Prompt:
You are asked to filter the data below and copy every line holding "产品型号".

Data excerpts

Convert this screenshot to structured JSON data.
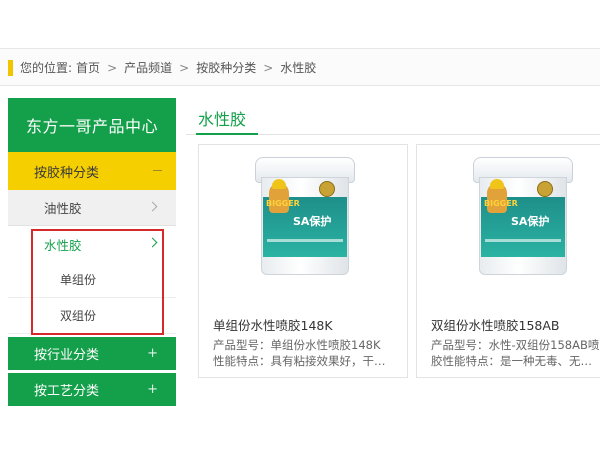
{
  "breadcrumb": {
    "prefix": "您的位置:",
    "items": [
      "首页",
      "产品频道",
      "按胶种分类",
      "水性胶"
    ],
    "separator": ">"
  },
  "sidebar": {
    "title": "东方一哥产品中心",
    "category_active": "按胶种分类",
    "subcategories": [
      {
        "label": "油性胶"
      },
      {
        "label": "水性胶"
      }
    ],
    "leaf_items": [
      "单组份",
      "双组份"
    ],
    "categories_other": [
      {
        "label": "按行业分类",
        "toggle": "+"
      },
      {
        "label": "按工艺分类",
        "toggle": "+"
      }
    ],
    "highlight_color": "#d42a2a"
  },
  "main": {
    "title": "水性胶",
    "products": [
      {
        "name": "单组份水性喷胶148K",
        "model_line": "产品型号：单组份水性喷胶148K",
        "feature_line": "性能特点：具有粘接效果好，干…"
      },
      {
        "name": "双组份水性喷胶158AB",
        "model_line": "产品型号：水性-双组份158AB喷",
        "feature_line": "胶性能特点：是一种无毒、无…"
      }
    ],
    "image_brand": "BIGGER",
    "image_text": "SA保护"
  },
  "colors": {
    "brand_green": "#14a04a",
    "accent_yellow": "#f5cf00"
  }
}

Written answer:
        "model_line": "产品型号：单组份水性喷胶148K",
        "model_line": "产品型号：水性-双组份158AB喷",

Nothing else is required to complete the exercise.